== DATASET ENTRIES ==
------------------------------------------------------------
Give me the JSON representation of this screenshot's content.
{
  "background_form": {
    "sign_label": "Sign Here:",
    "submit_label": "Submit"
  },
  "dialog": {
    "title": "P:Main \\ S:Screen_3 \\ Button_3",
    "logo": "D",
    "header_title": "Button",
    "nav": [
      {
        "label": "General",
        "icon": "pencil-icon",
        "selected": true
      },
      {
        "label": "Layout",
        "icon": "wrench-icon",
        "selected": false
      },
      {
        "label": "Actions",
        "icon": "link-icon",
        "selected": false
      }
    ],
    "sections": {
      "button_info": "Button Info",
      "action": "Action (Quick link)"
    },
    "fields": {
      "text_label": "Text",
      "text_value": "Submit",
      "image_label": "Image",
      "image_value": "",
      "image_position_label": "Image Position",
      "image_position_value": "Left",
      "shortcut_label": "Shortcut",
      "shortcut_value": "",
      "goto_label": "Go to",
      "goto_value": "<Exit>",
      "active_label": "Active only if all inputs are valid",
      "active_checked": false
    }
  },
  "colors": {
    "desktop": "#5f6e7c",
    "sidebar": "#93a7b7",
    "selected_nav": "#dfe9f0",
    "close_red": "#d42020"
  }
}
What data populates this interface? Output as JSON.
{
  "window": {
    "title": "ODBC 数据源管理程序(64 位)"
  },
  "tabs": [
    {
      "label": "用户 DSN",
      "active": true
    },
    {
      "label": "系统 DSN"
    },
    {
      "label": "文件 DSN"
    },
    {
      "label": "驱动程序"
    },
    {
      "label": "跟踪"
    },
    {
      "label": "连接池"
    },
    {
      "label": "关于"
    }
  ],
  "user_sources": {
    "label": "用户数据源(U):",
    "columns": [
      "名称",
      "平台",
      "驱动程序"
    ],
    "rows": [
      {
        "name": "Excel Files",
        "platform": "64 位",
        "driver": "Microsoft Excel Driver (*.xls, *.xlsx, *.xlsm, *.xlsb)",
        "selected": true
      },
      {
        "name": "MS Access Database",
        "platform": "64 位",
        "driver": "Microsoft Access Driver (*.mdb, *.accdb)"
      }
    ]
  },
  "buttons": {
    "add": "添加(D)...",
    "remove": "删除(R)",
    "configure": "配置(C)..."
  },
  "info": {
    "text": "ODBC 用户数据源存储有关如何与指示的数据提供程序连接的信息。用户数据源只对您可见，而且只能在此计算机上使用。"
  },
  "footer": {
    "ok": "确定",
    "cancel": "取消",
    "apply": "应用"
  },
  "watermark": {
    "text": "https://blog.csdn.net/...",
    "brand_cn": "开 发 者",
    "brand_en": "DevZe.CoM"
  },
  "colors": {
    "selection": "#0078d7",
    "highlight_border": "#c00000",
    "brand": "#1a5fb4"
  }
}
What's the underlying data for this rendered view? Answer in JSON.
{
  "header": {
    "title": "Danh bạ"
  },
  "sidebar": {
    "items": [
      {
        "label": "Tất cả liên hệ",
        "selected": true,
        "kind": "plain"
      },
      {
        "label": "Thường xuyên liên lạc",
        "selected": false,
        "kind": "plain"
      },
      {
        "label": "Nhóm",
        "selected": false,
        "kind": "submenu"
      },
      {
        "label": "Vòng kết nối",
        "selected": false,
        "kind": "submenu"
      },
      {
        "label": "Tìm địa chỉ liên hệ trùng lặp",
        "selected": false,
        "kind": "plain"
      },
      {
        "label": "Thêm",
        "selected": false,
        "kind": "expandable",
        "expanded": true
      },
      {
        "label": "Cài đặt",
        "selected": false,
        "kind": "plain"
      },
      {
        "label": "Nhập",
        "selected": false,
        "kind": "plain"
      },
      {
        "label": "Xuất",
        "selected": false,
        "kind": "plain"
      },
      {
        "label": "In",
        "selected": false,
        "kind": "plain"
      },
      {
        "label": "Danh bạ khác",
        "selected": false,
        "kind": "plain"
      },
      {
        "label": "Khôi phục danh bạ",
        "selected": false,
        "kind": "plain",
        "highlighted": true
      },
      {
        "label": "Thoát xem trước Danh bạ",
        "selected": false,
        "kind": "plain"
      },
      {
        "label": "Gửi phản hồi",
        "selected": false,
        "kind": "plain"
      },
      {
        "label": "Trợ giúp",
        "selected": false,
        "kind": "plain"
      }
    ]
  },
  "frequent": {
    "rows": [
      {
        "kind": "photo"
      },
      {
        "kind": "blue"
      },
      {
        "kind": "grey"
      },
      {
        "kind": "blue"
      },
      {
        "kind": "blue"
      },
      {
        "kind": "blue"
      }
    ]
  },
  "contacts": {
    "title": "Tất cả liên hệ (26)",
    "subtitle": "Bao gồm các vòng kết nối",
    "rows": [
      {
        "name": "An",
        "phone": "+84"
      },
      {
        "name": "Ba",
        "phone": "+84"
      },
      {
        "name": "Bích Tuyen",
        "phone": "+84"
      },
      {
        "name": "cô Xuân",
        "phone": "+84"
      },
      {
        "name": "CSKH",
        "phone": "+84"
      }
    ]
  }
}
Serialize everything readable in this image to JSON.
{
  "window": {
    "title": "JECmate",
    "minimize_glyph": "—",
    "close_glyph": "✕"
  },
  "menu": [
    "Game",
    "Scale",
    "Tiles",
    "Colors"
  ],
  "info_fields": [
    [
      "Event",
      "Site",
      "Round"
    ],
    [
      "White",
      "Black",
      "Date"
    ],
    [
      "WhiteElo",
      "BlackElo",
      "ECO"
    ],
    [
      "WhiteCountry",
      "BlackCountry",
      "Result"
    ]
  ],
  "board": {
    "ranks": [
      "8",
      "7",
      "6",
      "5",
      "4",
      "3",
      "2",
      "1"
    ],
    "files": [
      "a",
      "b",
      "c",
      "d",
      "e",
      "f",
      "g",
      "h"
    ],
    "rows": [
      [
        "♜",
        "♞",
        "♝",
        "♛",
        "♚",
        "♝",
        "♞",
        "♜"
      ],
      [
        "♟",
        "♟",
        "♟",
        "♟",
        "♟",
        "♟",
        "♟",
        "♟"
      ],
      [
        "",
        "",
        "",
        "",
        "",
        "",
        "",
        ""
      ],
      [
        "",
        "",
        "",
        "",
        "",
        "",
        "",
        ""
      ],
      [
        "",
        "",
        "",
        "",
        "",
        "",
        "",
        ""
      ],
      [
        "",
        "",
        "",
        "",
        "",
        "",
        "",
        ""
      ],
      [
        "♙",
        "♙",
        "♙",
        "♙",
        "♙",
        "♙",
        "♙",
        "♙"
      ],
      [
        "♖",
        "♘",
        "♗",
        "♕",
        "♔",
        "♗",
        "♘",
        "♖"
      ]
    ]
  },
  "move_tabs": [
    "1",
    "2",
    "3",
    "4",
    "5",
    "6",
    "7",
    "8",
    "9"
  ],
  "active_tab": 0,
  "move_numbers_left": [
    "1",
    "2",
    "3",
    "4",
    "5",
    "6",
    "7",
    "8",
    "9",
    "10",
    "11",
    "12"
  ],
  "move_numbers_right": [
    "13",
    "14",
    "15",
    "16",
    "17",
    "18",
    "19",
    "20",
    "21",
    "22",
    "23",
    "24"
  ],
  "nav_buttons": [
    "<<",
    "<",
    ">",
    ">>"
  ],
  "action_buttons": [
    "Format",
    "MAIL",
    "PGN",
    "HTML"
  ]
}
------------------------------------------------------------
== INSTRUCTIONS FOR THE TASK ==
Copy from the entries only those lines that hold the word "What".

== ANSWER FOR THIS EXERCISE ==
What data populates this interface? Output as JSON.
What's the underlying data for this rendered view? Answer in JSON.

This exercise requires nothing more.